It stems from an incident back in April, but the office just filed the complaint calling religious profiling a troubling trend and as of now, they said, Southwest Airlines has yet to issue an apology.
"I do know it was an incredibly traumatic experience for him," said Saba Maher with the Council of American Islamic Relations.
Maher represents Khairuldeen Makhzoomi, who she said, is still reeling after what she calls an "outrageous" case of discrimination on a Southwest Airlines flight.
"There seems to be this idea there was nothing done wrong, there was no harm done to my client," said Maher. "However, there was a harm done. His civil liberties were violated."
Back on April 6, the Makhzoomi was boarding a flight from Los Angeles to Oakland when another passenger overheard him speaking in Arabic on the phone. Makhzoomi was then pulled off the plane by a Southwest Airlines employee, interrogated and only later to be cleared. It turns out it had been talking to his uncle.
"This is what islamophobia got this country into," said Makhzoomi, "They discriminated against a student who came to this country as an Iraqi refugee to pursue his dreams."
"There is a trend unfortunately of American Muslims being escorted off of airplanes because of their perceived religious identity," said Maher.
CAIR cites at least four other cases this year involving Muslim passengers facing similar experiences with different airlines at airports throughout the country. They are filing the complaint demanding federal authorities hold air carriers accountable.
"This type of incident and trend we are seeing tells me that perhaps our U.S. air carriers are not providing adequate diversity training to their employees," said Maher.
KTVU reached out to Southwest Airlines and did not hear back Wednesday.

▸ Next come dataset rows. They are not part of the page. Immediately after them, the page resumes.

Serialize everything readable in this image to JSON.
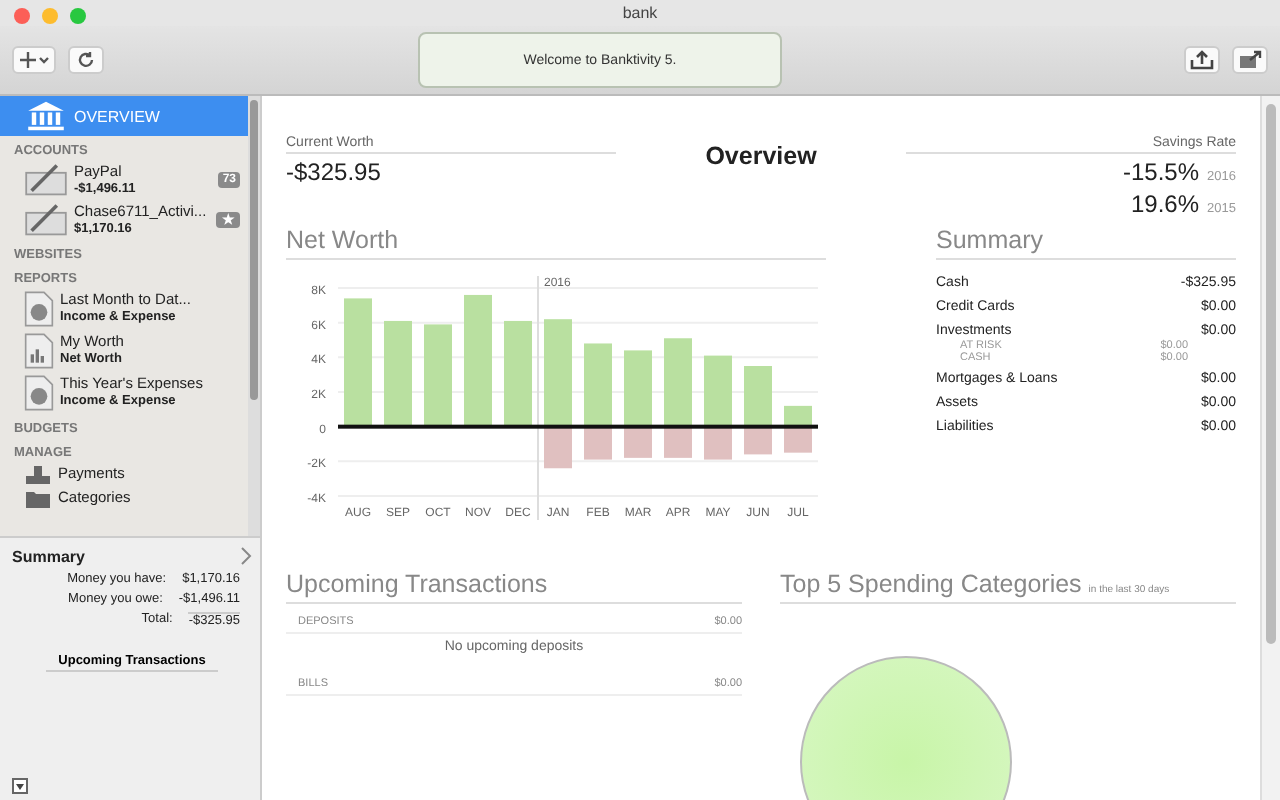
{
  "window": {
    "title": "bank",
    "status": "Welcome to Banktivity 5."
  },
  "sidebar": {
    "overview": {
      "label": "OVERVIEW",
      "selected": true
    },
    "sections": [
      {
        "title": "ACCOUNTS",
        "kind": "accounts",
        "items": [
          {
            "name": "PayPal",
            "amount": "-$1,496.11",
            "badge": "73",
            "kind": "count"
          },
          {
            "name": "Chase6711_Activi...",
            "amount": "$1,170.16",
            "badge": "★",
            "kind": "star"
          }
        ]
      },
      {
        "title": "WEBSITES",
        "kind": "plain"
      },
      {
        "title": "REPORTS",
        "kind": "reports",
        "items": [
          {
            "name": "Last Month to Dat...",
            "sub": "Income & Expense"
          },
          {
            "name": "My Worth",
            "sub": "Net Worth"
          },
          {
            "name": "This Year's Expenses",
            "sub": "Income & Expense"
          }
        ]
      },
      {
        "title": "BUDGETS",
        "kind": "plain"
      },
      {
        "title": "MANAGE",
        "kind": "manage",
        "items": [
          {
            "name": "Payments"
          },
          {
            "name": "Categories"
          }
        ]
      }
    ]
  },
  "summary_panel": {
    "title": "Summary",
    "rows": [
      {
        "label": "Money you have:",
        "value": "$1,170.16"
      },
      {
        "label": "Money you owe:",
        "value": "-$1,496.11"
      },
      {
        "label": "Total:",
        "value": "-$325.95"
      }
    ],
    "button": "Upcoming Transactions"
  },
  "overview": {
    "title": "Overview",
    "current_worth": {
      "label": "Current Worth",
      "value": "-$325.95"
    },
    "savings_rate": {
      "label": "Savings Rate",
      "rows": [
        {
          "value": "-15.5%",
          "year": "2016"
        },
        {
          "value": "19.6%",
          "year": "2015"
        }
      ]
    }
  },
  "net_worth": {
    "title": "Net Worth",
    "chart_data": {
      "type": "bar",
      "stacked": true,
      "categories": [
        "AUG",
        "SEP",
        "OCT",
        "NOV",
        "DEC",
        "JAN",
        "FEB",
        "MAR",
        "APR",
        "MAY",
        "JUN",
        "JUL"
      ],
      "grid": true,
      "series": [
        {
          "color": "#b9e0a0",
          "values": [
            7400,
            6100,
            5900,
            7600,
            6100,
            6200,
            4800,
            4400,
            5100,
            4100,
            3500,
            1200
          ]
        },
        {
          "color": "#e0c0c0",
          "values": [
            null,
            null,
            null,
            null,
            null,
            -2400,
            -1900,
            -1800,
            -1800,
            -1900,
            -1600,
            -1500
          ]
        }
      ],
      "ylim": [
        -4000,
        8000
      ],
      "yticks": [
        {
          "value": 8000,
          "label": "8K"
        },
        {
          "value": 6000,
          "label": "6K"
        },
        {
          "value": 4000,
          "label": "4K"
        },
        {
          "value": 2000,
          "label": "2K"
        },
        {
          "value": 0,
          "label": "0"
        },
        {
          "value": -2000,
          "label": "-2K"
        },
        {
          "value": -4000,
          "label": "-4K"
        }
      ],
      "ref_lines": [
        {
          "axis": "x",
          "value": "JAN",
          "label": "2016"
        }
      ]
    }
  },
  "summary": {
    "title": "Summary",
    "rows": [
      {
        "label": "Cash",
        "value": "-$325.95",
        "kind": "main"
      },
      {
        "label": "Credit Cards",
        "value": "$0.00",
        "kind": "main"
      },
      {
        "label": "Investments",
        "value": "$0.00",
        "kind": "main"
      },
      {
        "label": "AT RISK",
        "value": "$0.00",
        "kind": "sub"
      },
      {
        "label": "CASH",
        "value": "$0.00",
        "kind": "sub"
      },
      {
        "label": "Mortgages & Loans",
        "value": "$0.00",
        "kind": "main"
      },
      {
        "label": "Assets",
        "value": "$0.00",
        "kind": "main"
      },
      {
        "label": "Liabilities",
        "value": "$0.00",
        "kind": "main"
      }
    ]
  },
  "upcoming": {
    "title": "Upcoming Transactions",
    "groups": [
      {
        "label": "DEPOSITS",
        "value": "$0.00",
        "empty": "No upcoming deposits"
      },
      {
        "label": "BILLS",
        "value": "$0.00"
      }
    ]
  },
  "top_spending": {
    "title": "Top 5 Spending Categories",
    "note": "in the last 30 days"
  }
}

The airline refunded Makhzoomi's $220 flight and has stated before, they've tried to contact him but he has not responded.